The BJP has a problem that its members aren’t prepared to talk out in public. It has dominating present, a promising future but precious little to show in terms of a glorious past. Hence, every now and then the Party stakes an ideological claim to the legacy of prominent Congress leaders like Sardar Vallabhbhai Patel, Subhas Chandra Bose, BR Ambedkar - icons who have been carelessly cast aside by the Congress which has been too busy promoting the Dynasty to notice anything else.
BJP traces its beginning to Shyama prasad Mukherjee. But he was really the founder of Jana Sangha, not BJP.

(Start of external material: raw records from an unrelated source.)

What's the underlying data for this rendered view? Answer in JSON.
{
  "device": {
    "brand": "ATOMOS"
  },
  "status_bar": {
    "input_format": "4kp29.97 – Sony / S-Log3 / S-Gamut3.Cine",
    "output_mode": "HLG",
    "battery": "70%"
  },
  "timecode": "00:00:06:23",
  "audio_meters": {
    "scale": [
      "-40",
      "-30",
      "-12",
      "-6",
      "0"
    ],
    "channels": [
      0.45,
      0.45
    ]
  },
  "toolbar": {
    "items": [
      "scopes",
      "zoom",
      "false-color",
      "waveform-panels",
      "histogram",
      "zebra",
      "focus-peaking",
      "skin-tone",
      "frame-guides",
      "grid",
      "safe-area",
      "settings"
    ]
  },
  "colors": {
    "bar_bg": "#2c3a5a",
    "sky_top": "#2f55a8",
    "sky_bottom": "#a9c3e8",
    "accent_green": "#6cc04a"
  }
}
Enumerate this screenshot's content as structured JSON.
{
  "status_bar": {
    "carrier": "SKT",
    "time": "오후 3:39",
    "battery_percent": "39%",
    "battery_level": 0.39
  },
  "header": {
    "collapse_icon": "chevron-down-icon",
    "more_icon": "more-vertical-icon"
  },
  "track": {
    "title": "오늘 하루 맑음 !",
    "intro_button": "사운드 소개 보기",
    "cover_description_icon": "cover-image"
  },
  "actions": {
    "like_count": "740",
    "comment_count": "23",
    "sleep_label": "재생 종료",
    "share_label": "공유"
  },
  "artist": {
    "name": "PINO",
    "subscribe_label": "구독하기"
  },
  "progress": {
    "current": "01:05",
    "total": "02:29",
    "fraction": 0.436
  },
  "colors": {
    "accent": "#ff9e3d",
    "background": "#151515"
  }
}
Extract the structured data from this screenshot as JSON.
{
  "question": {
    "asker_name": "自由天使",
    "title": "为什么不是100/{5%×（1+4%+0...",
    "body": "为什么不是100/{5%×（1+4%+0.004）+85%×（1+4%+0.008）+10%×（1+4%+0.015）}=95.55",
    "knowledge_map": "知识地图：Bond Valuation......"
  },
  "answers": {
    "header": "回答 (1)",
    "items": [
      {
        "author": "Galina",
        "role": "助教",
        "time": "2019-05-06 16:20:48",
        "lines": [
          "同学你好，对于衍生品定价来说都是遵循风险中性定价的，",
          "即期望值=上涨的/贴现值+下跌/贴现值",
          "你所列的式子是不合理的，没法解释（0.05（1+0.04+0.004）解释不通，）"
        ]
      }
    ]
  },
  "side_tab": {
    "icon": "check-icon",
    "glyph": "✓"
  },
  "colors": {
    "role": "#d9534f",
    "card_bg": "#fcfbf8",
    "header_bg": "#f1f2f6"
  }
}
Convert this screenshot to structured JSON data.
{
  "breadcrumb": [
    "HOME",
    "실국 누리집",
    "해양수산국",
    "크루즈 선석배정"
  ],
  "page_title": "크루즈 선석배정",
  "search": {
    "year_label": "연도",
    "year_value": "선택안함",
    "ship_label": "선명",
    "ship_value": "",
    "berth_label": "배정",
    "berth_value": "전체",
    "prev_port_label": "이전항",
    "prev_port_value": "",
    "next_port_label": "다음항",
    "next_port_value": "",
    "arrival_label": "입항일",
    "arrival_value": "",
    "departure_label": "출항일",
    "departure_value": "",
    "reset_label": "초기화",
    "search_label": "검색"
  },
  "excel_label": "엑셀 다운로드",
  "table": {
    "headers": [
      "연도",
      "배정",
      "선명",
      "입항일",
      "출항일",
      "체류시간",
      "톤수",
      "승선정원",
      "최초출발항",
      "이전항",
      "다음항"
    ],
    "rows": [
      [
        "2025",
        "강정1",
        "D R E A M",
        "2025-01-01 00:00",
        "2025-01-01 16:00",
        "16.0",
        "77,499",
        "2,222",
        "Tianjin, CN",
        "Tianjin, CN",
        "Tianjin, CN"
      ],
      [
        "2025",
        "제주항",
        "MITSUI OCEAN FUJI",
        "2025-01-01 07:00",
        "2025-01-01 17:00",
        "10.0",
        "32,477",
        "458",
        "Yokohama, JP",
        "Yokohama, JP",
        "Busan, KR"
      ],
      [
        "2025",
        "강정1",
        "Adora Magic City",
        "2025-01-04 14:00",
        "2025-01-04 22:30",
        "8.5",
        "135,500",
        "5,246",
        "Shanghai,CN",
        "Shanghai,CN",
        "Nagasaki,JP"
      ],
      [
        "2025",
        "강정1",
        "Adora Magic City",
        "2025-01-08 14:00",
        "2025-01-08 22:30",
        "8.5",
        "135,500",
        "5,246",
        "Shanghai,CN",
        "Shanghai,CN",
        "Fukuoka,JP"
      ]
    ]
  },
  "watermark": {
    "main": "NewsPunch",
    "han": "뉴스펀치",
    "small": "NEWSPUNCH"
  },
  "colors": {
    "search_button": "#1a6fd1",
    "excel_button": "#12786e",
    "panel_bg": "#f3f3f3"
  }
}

Veer Savarkar and Pandit Deendayal Upadhyay are the two ideologues that the Party faithful can really turn to. Savarkar’s thought is not all that coherent and at times confused whereas Deendayal Upadhyay is indeed a beacon of light. He was a man of soaring idealism and had a tremendous capacity for organization - the Achilles’ heel of India - and reflected different aspects of a social thinker, economist, educationalist, politician, writer, journalist, speaker, organizer all rolled into one.
In 1951, when Syama Prasad Mookerjee founded the Bharatiya Jana Sangh, Deendayal was seconded to the party by the RSS, tasked with moulding it into a genuine member of the Sangh Parivar. He later became the Party’s General Secretary. The acumen and meticulousness shown by Deendayal deeply impressed Syama Prasad Mookerjee and elicited his famous remark: “If I had two Deendayals, I could transform the political face of India.”
I recall how a dyed-in-in-wool Republican threatened on the eve of Obama’s re-election that she’d move to Australia because “their president is a Christian who does what he says he’ll do”. She was doubly disillusioned when Obama won and Aussies pointed it out to her that their prime minister was both a woman and an atheist. (The reference is to Julia Gillard.) So, the poor thing was forced to stay on.
In India we have had the case of famous Kannada writer U. R. Ananthamurthy vowing to leave India if Narendra Modi got elected as Prime Minister of India in May 2014. Unfortunately for him, Modi made it with flying colours. When confronted after the election, Ananthamurthy said sheepishly: “Where in the world can I go?”
The lesson of the story is that it isn’t safe to play the role of daredevil bravados in politics.
Pick your Choice
Here’re a few gems:
Artificial intelligence is absolutely no match for natural stupidity.
You take my advice, I am not using it.
Women sometimes make fools of men, but most guys are the do-it-yourself type.
I am great at multi-tasking - I can waste time, be unproductive, and procrastinate all at once.